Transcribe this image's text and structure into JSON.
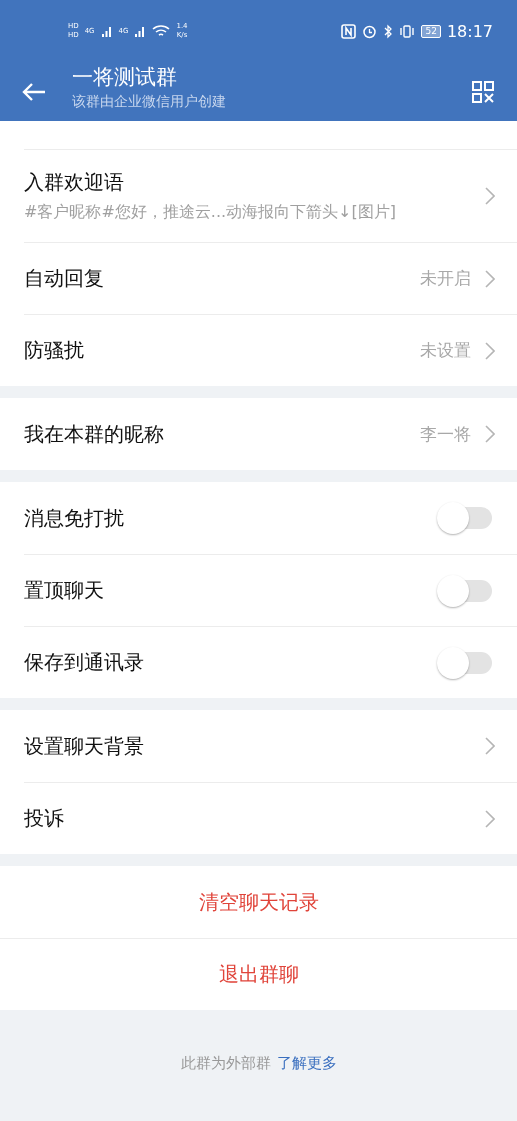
{
  "status_bar": {
    "hd": [
      "HD",
      "HD"
    ],
    "networks": [
      "4G",
      "4G"
    ],
    "speed": "1.4",
    "speed_unit": "K/s",
    "battery": "52",
    "time": "18:17"
  },
  "header": {
    "title": "一将测试群",
    "subtitle": "该群由企业微信用户创建"
  },
  "sections": [
    [
      {
        "kind": "link",
        "title": "入群欢迎语",
        "subtitle": "#客户昵称#您好，推途云...动海报向下箭头↓[图片]"
      },
      {
        "kind": "link",
        "title": "自动回复",
        "value": "未开启"
      },
      {
        "kind": "link",
        "title": "防骚扰",
        "value": "未设置"
      }
    ],
    [
      {
        "kind": "link",
        "title": "我在本群的昵称",
        "value": "李一将"
      }
    ],
    [
      {
        "kind": "toggle",
        "title": "消息免打扰",
        "on": false
      },
      {
        "kind": "toggle",
        "title": "置顶聊天",
        "on": false
      },
      {
        "kind": "toggle",
        "title": "保存到通讯录",
        "on": false
      }
    ],
    [
      {
        "kind": "link",
        "title": "设置聊天背景"
      },
      {
        "kind": "link",
        "title": "投诉"
      }
    ],
    [
      {
        "kind": "action",
        "title": "清空聊天记录"
      },
      {
        "kind": "action",
        "title": "退出群聊"
      }
    ]
  ],
  "footer": {
    "text": "此群为外部群",
    "link": "了解更多"
  }
}
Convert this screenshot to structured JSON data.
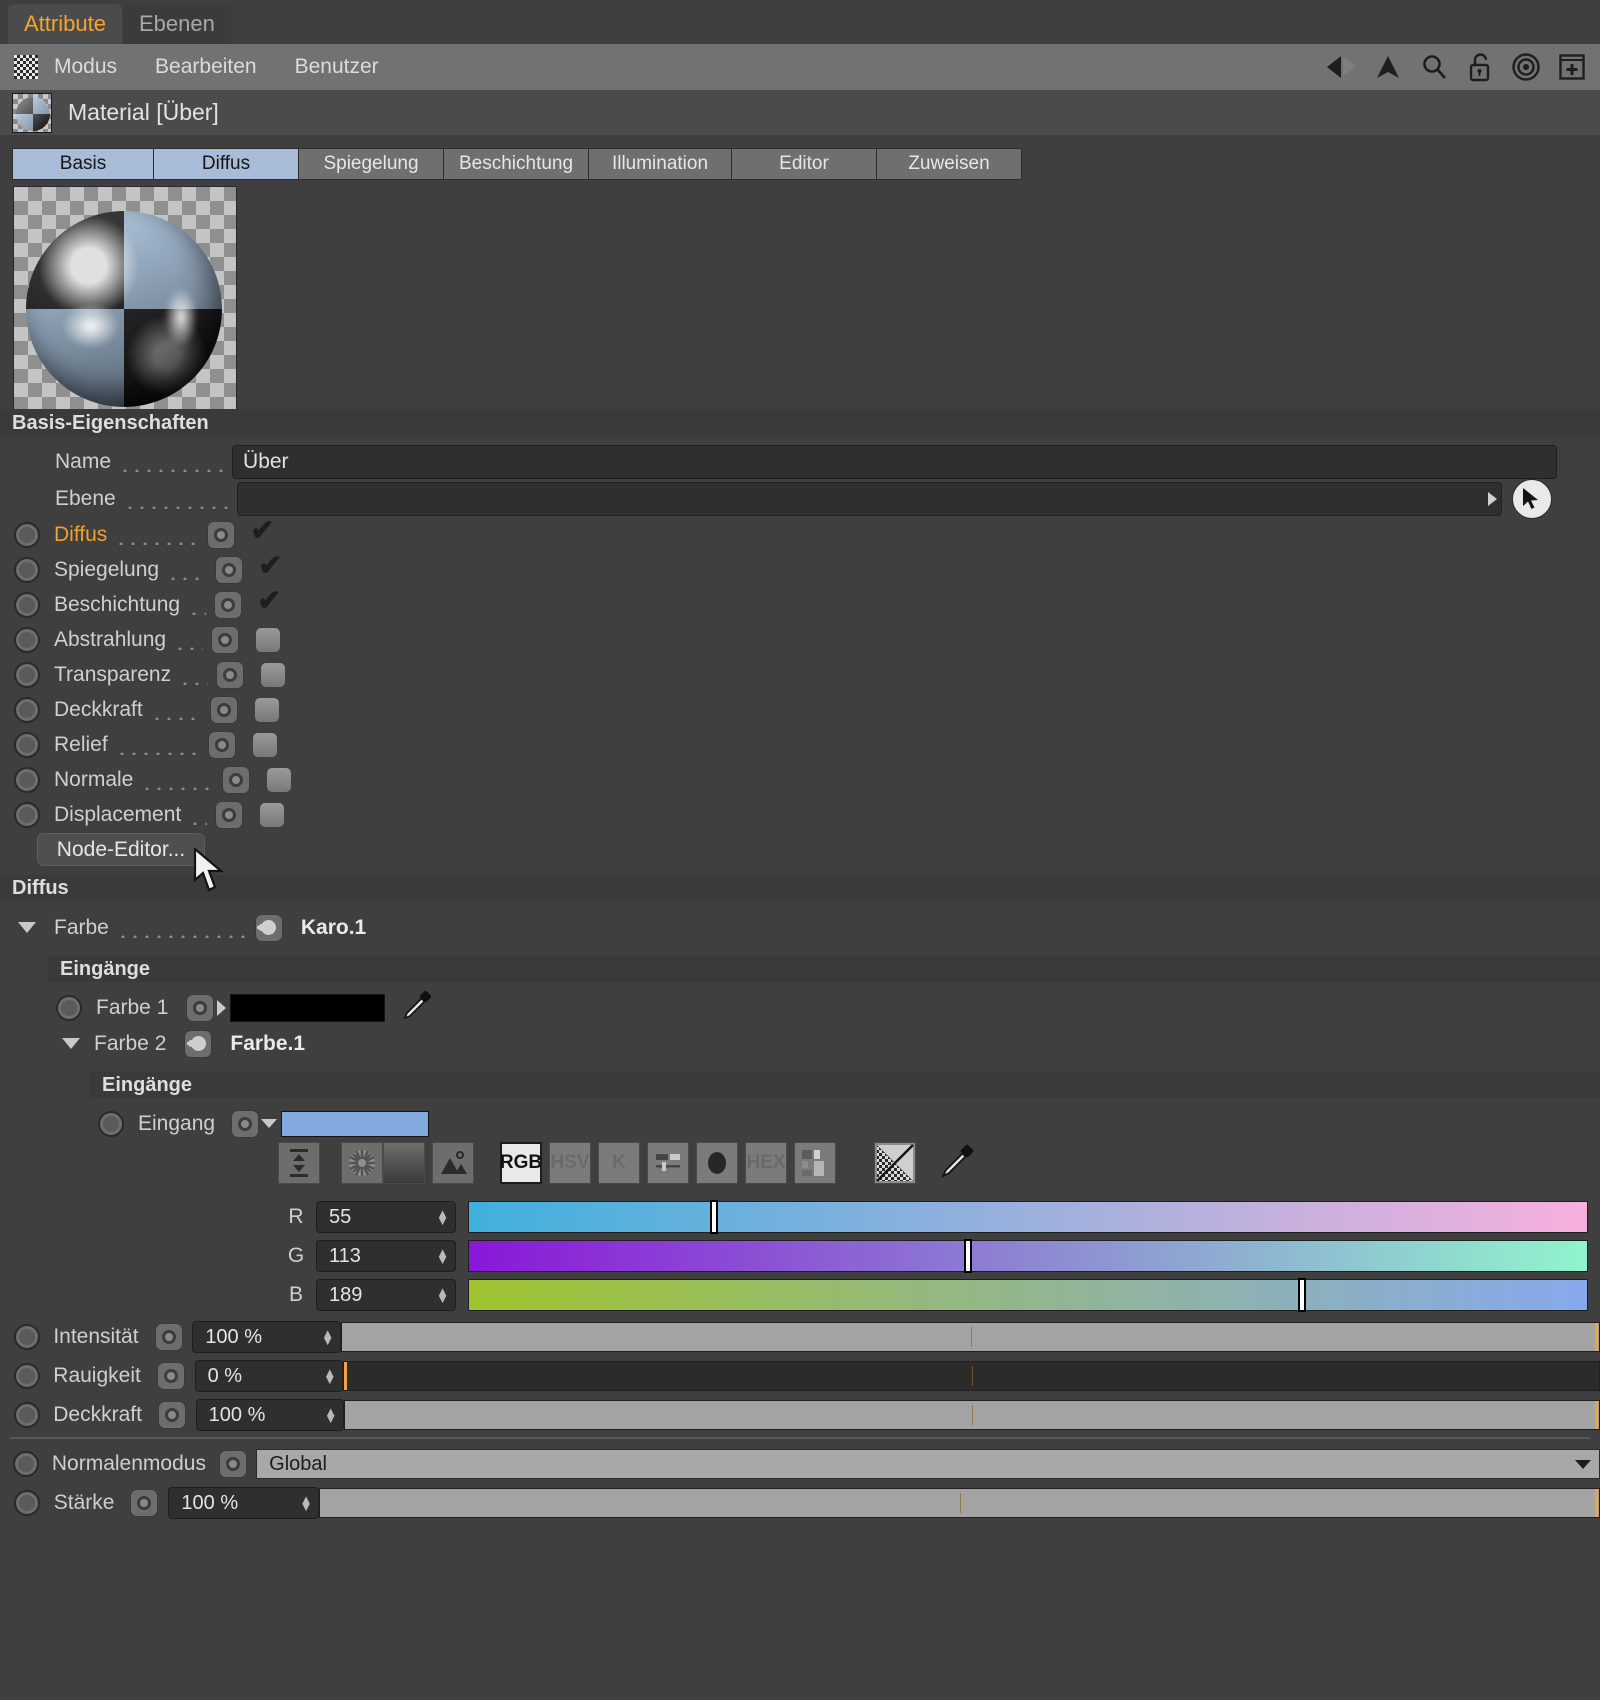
{
  "panel_tabs": [
    {
      "label": "Attribute",
      "active": true
    },
    {
      "label": "Ebenen",
      "active": false
    }
  ],
  "menubar": {
    "grip_icon": "grip-checker-icon",
    "items": [
      "Modus",
      "Bearbeiten",
      "Benutzer"
    ],
    "right_icons": [
      "back-arrow-icon",
      "up-arrow-icon",
      "search-icon",
      "unlock-icon",
      "target-icon",
      "add-panel-icon"
    ]
  },
  "object_header": {
    "thumb_icon": "material-sphere-icon",
    "title": "Material [Über]"
  },
  "material_tabs": [
    {
      "label": "Basis",
      "selected": true
    },
    {
      "label": "Diffus",
      "selected": true
    },
    {
      "label": "Spiegelung",
      "selected": false
    },
    {
      "label": "Beschichtung",
      "selected": false
    },
    {
      "label": "Illumination",
      "selected": false
    },
    {
      "label": "Editor",
      "selected": false
    },
    {
      "label": "Zuweisen",
      "selected": false
    }
  ],
  "preview": {
    "icon": "material-preview-sphere"
  },
  "basis": {
    "header": "Basis-Eigenschaften",
    "name_label": "Name",
    "name_value": "Über",
    "ebene_label": "Ebene",
    "ebene_value": "",
    "channels": [
      {
        "label": "Diffus",
        "accent": true,
        "checked": true
      },
      {
        "label": "Spiegelung",
        "accent": false,
        "checked": true
      },
      {
        "label": "Beschichtung",
        "accent": false,
        "checked": true
      },
      {
        "label": "Abstrahlung",
        "accent": false,
        "checked": false
      },
      {
        "label": "Transparenz",
        "accent": false,
        "checked": false
      },
      {
        "label": "Deckkraft",
        "accent": false,
        "checked": false
      },
      {
        "label": "Relief",
        "accent": false,
        "checked": false
      },
      {
        "label": "Normale",
        "accent": false,
        "checked": false
      },
      {
        "label": "Displacement",
        "accent": false,
        "checked": false
      }
    ],
    "node_editor_button": "Node-Editor..."
  },
  "diffus": {
    "header": "Diffus",
    "farbe_label": "Farbe",
    "farbe_node": "Karo.1",
    "eingaenge_header_1": "Eingänge",
    "farbe1_label": "Farbe 1",
    "farbe1_color": "#000000",
    "farbe1_picker_icon": "eyedropper-icon",
    "farbe2_label": "Farbe 2",
    "farbe2_node": "Farbe.1",
    "eingaenge_header_2": "Eingänge",
    "eingang_label": "Eingang",
    "eingang_color": "#82aade",
    "color_toolbar": {
      "left_icons": [
        "compress-icon",
        "color-wheel-icon",
        "gradient-icon",
        "image-picker-icon"
      ],
      "modes": [
        {
          "label": "RGB",
          "active": true
        },
        {
          "label": "HSV",
          "active": false
        },
        {
          "label": "K",
          "active": false
        },
        {
          "label": "SLIDERS",
          "active": false,
          "icon": "mixer-sliders-icon"
        },
        {
          "label": "DOT",
          "active": false,
          "icon": "filled-circle-icon"
        },
        {
          "label": "HEX",
          "active": false
        },
        {
          "label": "SWATCH",
          "active": false,
          "icon": "swatch-grid-icon"
        }
      ],
      "right_icons": [
        "alpha-checker-icon",
        "eyedropper-icon"
      ]
    },
    "rgb": [
      {
        "label": "R",
        "value": "55",
        "num": 55,
        "grad_from": "#3fb0dd",
        "grad_to": "#f7b0dd"
      },
      {
        "label": "G",
        "value": "113",
        "num": 113,
        "grad_from": "#8a17d8",
        "grad_to": "#90f5cd"
      },
      {
        "label": "B",
        "value": "189",
        "num": 189,
        "grad_from": "#9ec32e",
        "grad_to": "#86a9ee"
      }
    ],
    "params": [
      {
        "label": "Intensität",
        "value": "100 %",
        "pct": 100
      },
      {
        "label": "Rauigkeit",
        "value": "0 %",
        "pct": 0
      },
      {
        "label": "Deckkraft",
        "value": "100 %",
        "pct": 100
      }
    ],
    "normalenmodus_label": "Normalenmodus",
    "normalenmodus_value": "Global",
    "staerke_label": "Stärke",
    "staerke_value": "100 %",
    "staerke_pct": 100
  },
  "colors": {
    "accent": "#f0a02c",
    "tab_selected": "#a8bcd8",
    "panel_bg": "#4b4b4b",
    "group_bg": "#3a3a3a",
    "slider_handle": "#f2a43a"
  }
}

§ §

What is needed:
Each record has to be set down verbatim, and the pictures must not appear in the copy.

Your solution:
Transcribe this image's text and structure into JSON.
{
  "status_bar": {
    "hd": [
      "HD",
      "HD"
    ],
    "networks": [
      "4G",
      "4G"
    ],
    "speed": "1.4",
    "speed_unit": "K/s",
    "battery": "52",
    "time": "18:17"
  },
  "header": {
    "title": "一将测试群",
    "subtitle": "该群由企业微信用户创建"
  },
  "sections": [
    [
      {
        "kind": "link",
        "title": "入群欢迎语",
        "subtitle": "#客户昵称#您好，推途云...动海报向下箭头↓[图片]"
      },
      {
        "kind": "link",
        "title": "自动回复",
        "value": "未开启"
      },
      {
        "kind": "link",
        "title": "防骚扰",
        "value": "未设置"
      }
    ],
    [
      {
        "kind": "link",
        "title": "我在本群的昵称",
        "value": "李一将"
      }
    ],
    [
      {
        "kind": "toggle",
        "title": "消息免打扰",
        "on": false
      },
      {
        "kind": "toggle",
        "title": "置顶聊天",
        "on": false
      },
      {
        "kind": "toggle",
        "title": "保存到通讯录",
        "on": false
      }
    ],
    [
      {
        "kind": "link",
        "title": "设置聊天背景"
      },
      {
        "kind": "link",
        "title": "投诉"
      }
    ],
    [
      {
        "kind": "action",
        "title": "清空聊天记录"
      },
      {
        "kind": "action",
        "title": "退出群聊"
      }
    ]
  ],
  "footer": {
    "text": "此群为外部群",
    "link": "了解更多"
  }
}
Convert this screenshot to structured JSON data.
{
  "panel_tabs": [
    {
      "label": "Attribute",
      "active": true
    },
    {
      "label": "Ebenen",
      "active": false
    }
  ],
  "menubar": {
    "grip_icon": "grip-checker-icon",
    "items": [
      "Modus",
      "Bearbeiten",
      "Benutzer"
    ],
    "right_icons": [
      "back-arrow-icon",
      "up-arrow-icon",
      "search-icon",
      "unlock-icon",
      "target-icon",
      "add-panel-icon"
    ]
  },
  "object_header": {
    "thumb_icon": "material-sphere-icon",
    "title": "Material [Über]"
  },
  "material_tabs": [
    {
      "label": "Basis",
      "selected": true
    },
    {
      "label": "Diffus",
      "selected": true
    },
    {
      "label": "Spiegelung",
      "selected": false
    },
    {
      "label": "Beschichtung",
      "selected": false
    },
    {
      "label": "Illumination",
      "selected": false
    },
    {
      "label": "Editor",
      "selected": false
    },
    {
      "label": "Zuweisen",
      "selected": false
    }
  ],
  "preview": {
    "icon": "material-preview-sphere"
  },
  "basis": {
    "header": "Basis-Eigenschaften",
    "name_label": "Name",
    "name_value": "Über",
    "ebene_label": "Ebene",
    "ebene_value": "",
    "channels": [
      {
        "label": "Diffus",
        "accent": true,
        "checked": true
      },
      {
        "label": "Spiegelung",
        "accent": false,
        "checked": true
      },
      {
        "label": "Beschichtung",
        "accent": false,
        "checked": true
      },
      {
        "label": "Abstrahlung",
        "accent": false,
        "checked": false
      },
      {
        "label": "Transparenz",
        "accent": false,
        "checked": false
      },
      {
        "label": "Deckkraft",
        "accent": false,
        "checked": false
      },
      {
        "label": "Relief",
        "accent": false,
        "checked": false
      },
      {
        "label": "Normale",
        "accent": false,
        "checked": false
      },
      {
        "label": "Displacement",
        "accent": false,
        "checked": false
      }
    ],
    "node_editor_button": "Node-Editor..."
  },
  "diffus": {
    "header": "Diffus",
    "farbe_label": "Farbe",
    "farbe_node": "Karo.1",
    "eingaenge_header_1": "Eingänge",
    "farbe1_label": "Farbe 1",
    "farbe1_color": "#000000",
    "farbe1_picker_icon": "eyedropper-icon",
    "farbe2_label": "Farbe 2",
    "farbe2_node": "Farbe.1",
    "eingaenge_header_2": "Eingänge",
    "eingang_label": "Eingang",
    "eingang_color": "#82aade",
    "color_toolbar": {
      "left_icons": [
        "compress-icon",
        "color-wheel-icon",
        "gradient-icon",
        "image-picker-icon"
      ],
      "modes": [
        {
          "label": "RGB",
          "active": true
        },
        {
          "label": "HSV",
          "active": false
        },
        {
          "label": "K",
          "active": false
        },
        {
          "label": "SLIDERS",
          "active": false,
          "icon": "mixer-sliders-icon"
        },
        {
          "label": "DOT",
          "active": false,
          "icon": "filled-circle-icon"
        },
        {
          "label": "HEX",
          "active": false
        },
        {
          "label": "SWATCH",
          "active": false,
          "icon": "swatch-grid-icon"
        }
      ],
      "right_icons": [
        "alpha-checker-icon",
        "eyedropper-icon"
      ]
    },
    "rgb": [
      {
        "label": "R",
        "value": "55",
        "num": 55,
        "grad_from": "#3fb0dd",
        "grad_to": "#f7b0dd"
      },
      {
        "label": "G",
        "value": "113",
        "num": 113,
        "grad_from": "#8a17d8",
        "grad_to": "#90f5cd"
      },
      {
        "label": "B",
        "value": "189",
        "num": 189,
        "grad_from": "#9ec32e",
        "grad_to": "#86a9ee"
      }
    ],
    "params": [
      {
        "label": "Intensität",
        "value": "100 %",
        "pct": 100
      },
      {
        "label": "Rauigkeit",
        "value": "0 %",
        "pct": 0
      },
      {
        "label": "Deckkraft",
        "value": "100 %",
        "pct": 100
      }
    ],
    "normalenmodus_label": "Normalenmodus",
    "normalenmodus_value": "Global",
    "staerke_label": "Stärke",
    "staerke_value": "100 %",
    "staerke_pct": 100
  },
  "colors": {
    "accent": "#f0a02c",
    "tab_selected": "#a8bcd8",
    "panel_bg": "#4b4b4b",
    "group_bg": "#3a3a3a",
    "slider_handle": "#f2a43a"
  }
}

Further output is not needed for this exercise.